**Your objective:**
Here is a block of records. Copy every line in it that includes "Client".

**Provided records:**
◆ ◆ ◆ ◆ ◆

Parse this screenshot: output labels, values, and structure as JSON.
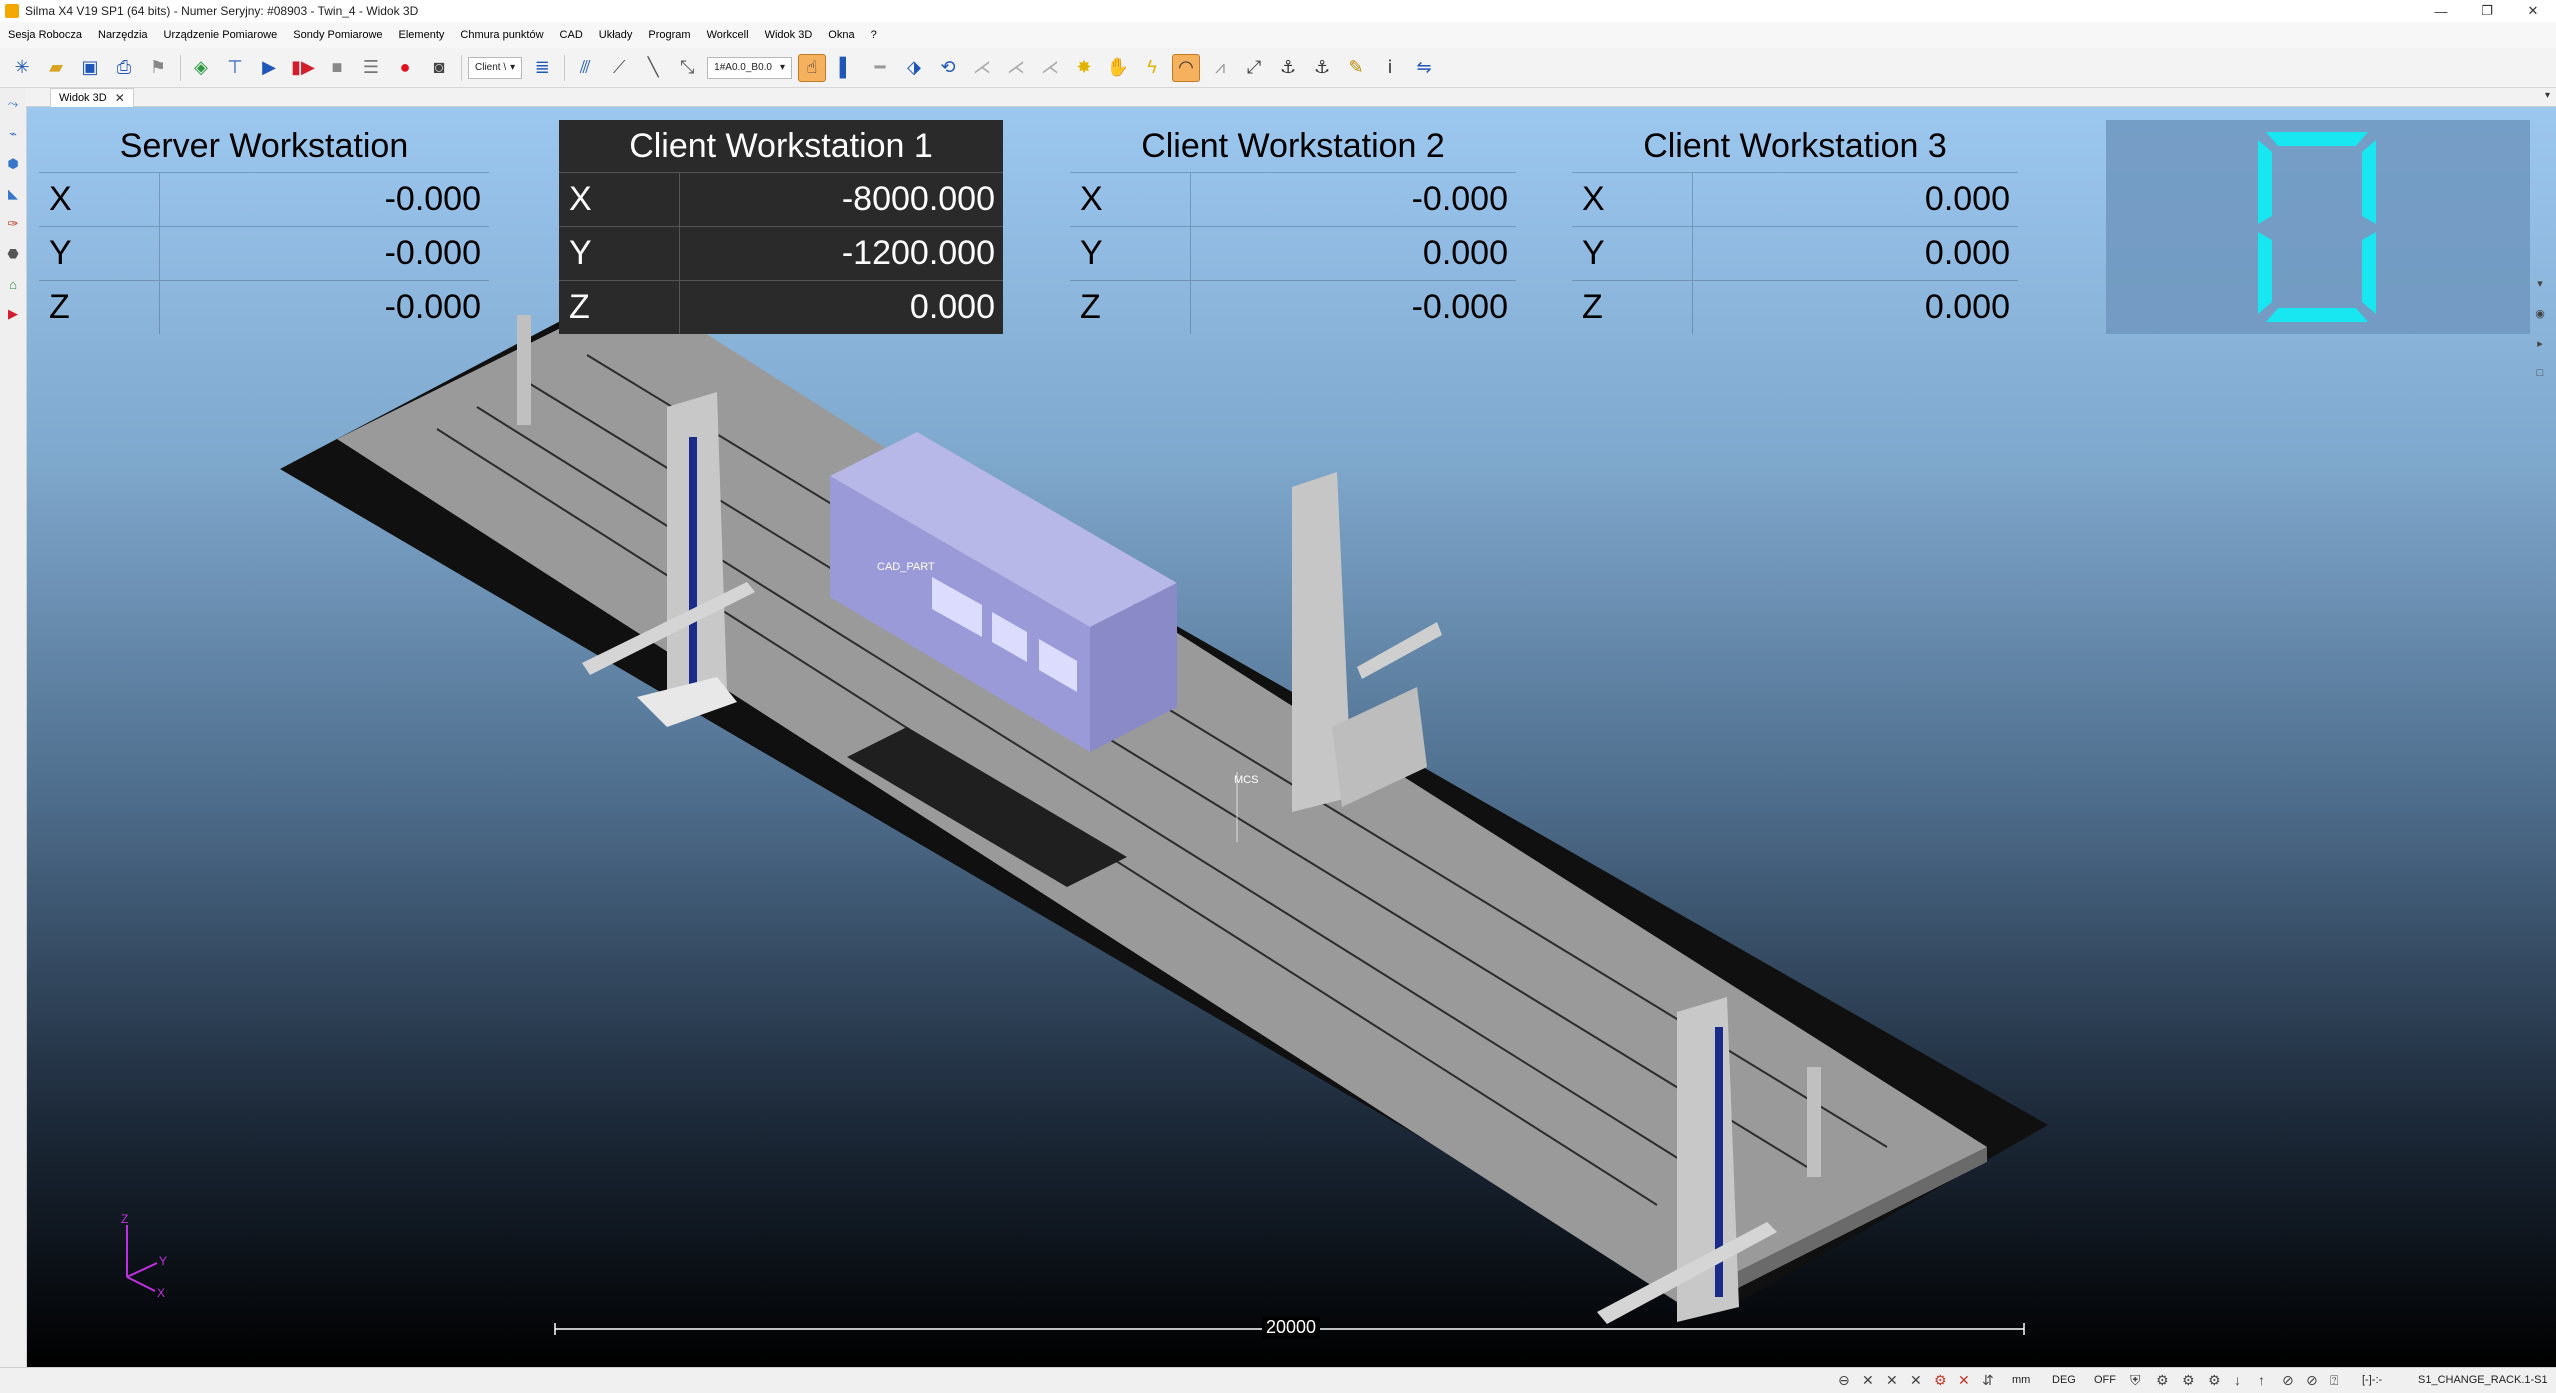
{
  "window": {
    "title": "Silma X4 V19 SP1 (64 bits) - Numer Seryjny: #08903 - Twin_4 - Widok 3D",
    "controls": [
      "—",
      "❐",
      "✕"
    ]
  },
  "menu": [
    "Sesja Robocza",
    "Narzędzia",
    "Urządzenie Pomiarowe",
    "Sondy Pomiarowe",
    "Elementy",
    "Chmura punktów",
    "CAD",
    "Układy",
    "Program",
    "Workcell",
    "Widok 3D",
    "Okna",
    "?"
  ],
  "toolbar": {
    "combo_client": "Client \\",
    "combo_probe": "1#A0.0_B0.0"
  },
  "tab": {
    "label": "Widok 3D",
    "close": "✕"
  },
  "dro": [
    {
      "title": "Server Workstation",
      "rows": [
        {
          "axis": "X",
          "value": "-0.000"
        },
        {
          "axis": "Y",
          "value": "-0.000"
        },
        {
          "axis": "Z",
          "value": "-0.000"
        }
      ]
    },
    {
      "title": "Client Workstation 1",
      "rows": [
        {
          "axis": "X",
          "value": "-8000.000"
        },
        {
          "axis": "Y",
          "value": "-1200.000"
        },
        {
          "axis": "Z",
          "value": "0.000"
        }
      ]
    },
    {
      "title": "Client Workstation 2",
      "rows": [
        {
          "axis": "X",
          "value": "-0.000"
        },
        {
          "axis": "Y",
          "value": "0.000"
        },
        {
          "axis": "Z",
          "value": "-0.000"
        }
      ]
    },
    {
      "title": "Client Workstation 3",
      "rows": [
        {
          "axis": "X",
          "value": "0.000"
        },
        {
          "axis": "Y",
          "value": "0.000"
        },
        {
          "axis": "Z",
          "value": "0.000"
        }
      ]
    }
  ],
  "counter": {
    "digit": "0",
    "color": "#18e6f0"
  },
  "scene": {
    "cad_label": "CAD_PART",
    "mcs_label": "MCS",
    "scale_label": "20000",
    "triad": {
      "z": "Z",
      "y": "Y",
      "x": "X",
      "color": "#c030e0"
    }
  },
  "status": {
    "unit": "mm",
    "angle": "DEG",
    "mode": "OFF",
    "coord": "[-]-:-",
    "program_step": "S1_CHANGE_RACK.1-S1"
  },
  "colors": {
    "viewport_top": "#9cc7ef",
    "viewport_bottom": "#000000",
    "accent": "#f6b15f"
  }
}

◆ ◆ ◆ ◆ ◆

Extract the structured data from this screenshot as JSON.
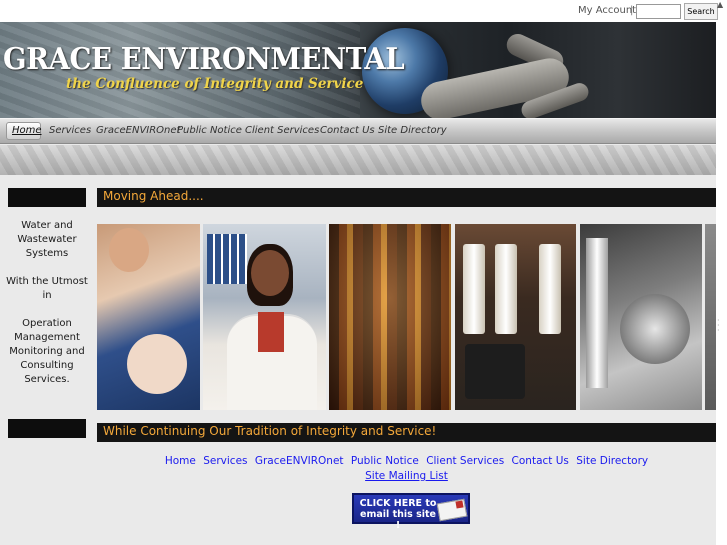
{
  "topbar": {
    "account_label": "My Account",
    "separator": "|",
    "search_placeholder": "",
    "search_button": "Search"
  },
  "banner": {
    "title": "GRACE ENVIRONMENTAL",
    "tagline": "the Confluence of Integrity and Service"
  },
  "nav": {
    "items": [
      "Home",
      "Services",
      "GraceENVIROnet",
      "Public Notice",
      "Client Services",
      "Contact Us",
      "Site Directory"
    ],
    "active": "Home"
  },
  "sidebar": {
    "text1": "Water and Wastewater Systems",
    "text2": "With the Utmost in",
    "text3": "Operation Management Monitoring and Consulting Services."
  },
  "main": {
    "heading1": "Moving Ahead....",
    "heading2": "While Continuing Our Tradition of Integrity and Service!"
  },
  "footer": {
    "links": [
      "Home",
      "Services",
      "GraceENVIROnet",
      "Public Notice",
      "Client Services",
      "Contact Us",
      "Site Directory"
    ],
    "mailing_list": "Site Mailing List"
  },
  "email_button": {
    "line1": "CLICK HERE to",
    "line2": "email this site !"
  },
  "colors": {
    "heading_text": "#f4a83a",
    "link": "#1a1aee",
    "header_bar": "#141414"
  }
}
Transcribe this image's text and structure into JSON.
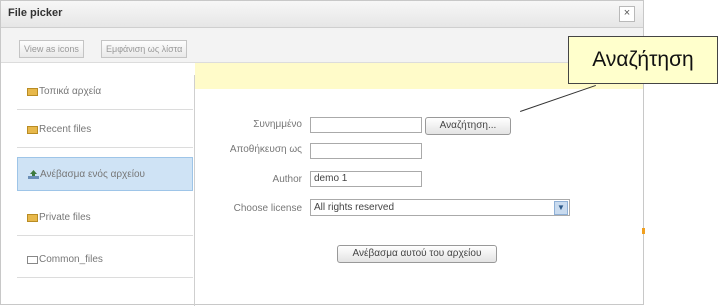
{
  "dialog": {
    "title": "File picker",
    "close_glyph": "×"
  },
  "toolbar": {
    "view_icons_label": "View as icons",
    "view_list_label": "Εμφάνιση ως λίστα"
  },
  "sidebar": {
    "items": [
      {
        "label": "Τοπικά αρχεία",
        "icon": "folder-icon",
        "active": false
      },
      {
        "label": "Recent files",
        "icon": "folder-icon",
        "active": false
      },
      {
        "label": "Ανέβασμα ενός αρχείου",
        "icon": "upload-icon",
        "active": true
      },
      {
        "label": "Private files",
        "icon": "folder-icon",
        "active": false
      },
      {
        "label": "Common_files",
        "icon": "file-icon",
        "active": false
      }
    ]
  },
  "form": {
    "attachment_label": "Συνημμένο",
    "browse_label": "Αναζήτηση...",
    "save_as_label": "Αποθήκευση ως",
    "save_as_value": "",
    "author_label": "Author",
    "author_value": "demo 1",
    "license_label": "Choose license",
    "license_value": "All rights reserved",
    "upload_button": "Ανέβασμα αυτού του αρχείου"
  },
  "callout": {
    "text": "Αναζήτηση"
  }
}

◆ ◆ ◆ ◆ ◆

**Your response:**
    "combo_client": "Client \\",
      "title": "Client Workstation 1",
      "title": "Client Workstation 2",
      "title": "Client Workstation 3",
      "Client Services",
      "Client Services",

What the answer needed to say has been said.